The administration was careful not to characterize Tuesday as a new deadline or an extension, likening the move instead to the Election Day practice in which people who are in line when the polls close are still allowed to vote.
Monday had been the deadline for Americans in the 36 states served by the federal site to sign up if they wanted coverage at the start of the new year. The remaining states operate their own online marketplaces, and some of them have also extended their deadlines.
As the deadline drew near, more than 1 million people visited the website over the weekend, and a federal call center received more than 200,000 calls.
Roger Colyn, 60, of Des Moines, Iowa, was happy when he left his Monday morning appointment with a state enrollment navigator. She helped him sign up for a "silver" plan that will cost him $10.79 in monthly premiums after government aid is factored in.
"I feel relieved," Colyn said.
Others said they will let the date pass without making a decision.

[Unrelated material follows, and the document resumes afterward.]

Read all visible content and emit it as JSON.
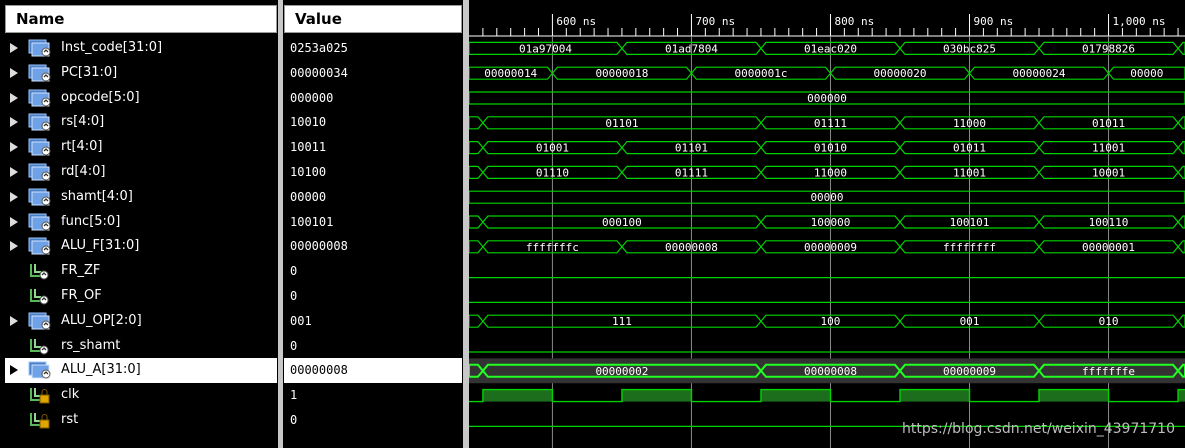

"I'm in no hurry, though it'd be nice to be able to visit a doctor without stress," said Kyle Eichenberger, an uninsured 34-year-old from Oak Park, Ill., who said he hit a wall on the website when he first tried to enroll early on.
"I'm an Obamacare supporter, though I think it is full of problems," Eichenberger said. "I'd like to see the whole system streamlined to be more user-friendly. Keep the basic idea, but don't make me feel like I'm navigating a maze to get a simple checkup."
The government's original deadline already had been pushed back a week because of the website problems. The extra day will add to the already daunting administrative problems that insurance companies face, such as inaccuracies on applications, said industry consultant Robert Laszewski.
"Insurers would like to have two to three weeks to process applications. Now they're going to have a week, less one more day," he said. "When the day is done, it doesn't help."
The president himself signed up for coverage through the government site over the weekend — a purely symbolic move since he will continue to get health care through the military as commander in chief. He chose a less-expensive "bronze" plan.
Obama said on Friday that more than 1 million Americans had enrolled for coverage since Oct. 1. The administration's estimates call for 3.3 million to sign up by Dec. 31, and the target is 7 million by the end of March. After that, people who fail to buy coverage can face tax penalties.
Minnesota, one of the states running their own insurance exchanges, extended its Monday deadline to Dec. 31 amid problems with its website and extra-long hold times to reach its help center. Maryland pushed back its cutoff date to Dec. 27. New York extended its deadline to midnight Tuesday.
Nevada stuck to its Monday deadline, and enrollment counselors there reported a surge of interest.
"We have people lined up out our door. We still have walk-ins, people are asking for help. Our phones are ringing nonstop," said Andres Ramirez in Las Vegas.
In Connecticut, which also kept to a Monday deadline, Ronshelle McIntyre, a 41-year-old mother from New Britain, arrived at a state-run insurance store around 9:30 a.m., and by noontime, she was among about 40 people waiting to speak with a specialist. Some were told the wait could be two hours or more.
"I don't mind," said the mother of three. "For health insurance, I think all it's going to cost me is a little bit of time and patience to get it plugged up, you know?"
Associated Press writers Josh Lederman in Honolulu; Sandra Chereb in Carson City, Nev.; Susan Haigh in Hartford, Conn.; Catherine Lucey in Des Moines, Iowa; Kelli Kennedy in Fort Lauderdale, Fla.; Patrick Condon in St. Paul, Minn.; Brian Witte in Annapolis, Md.; Michael Virtanen in Albany, N.Y.; Ann Sanner in Columbus, Ohio; and Donna Blankinship in Seattle contributed to this report.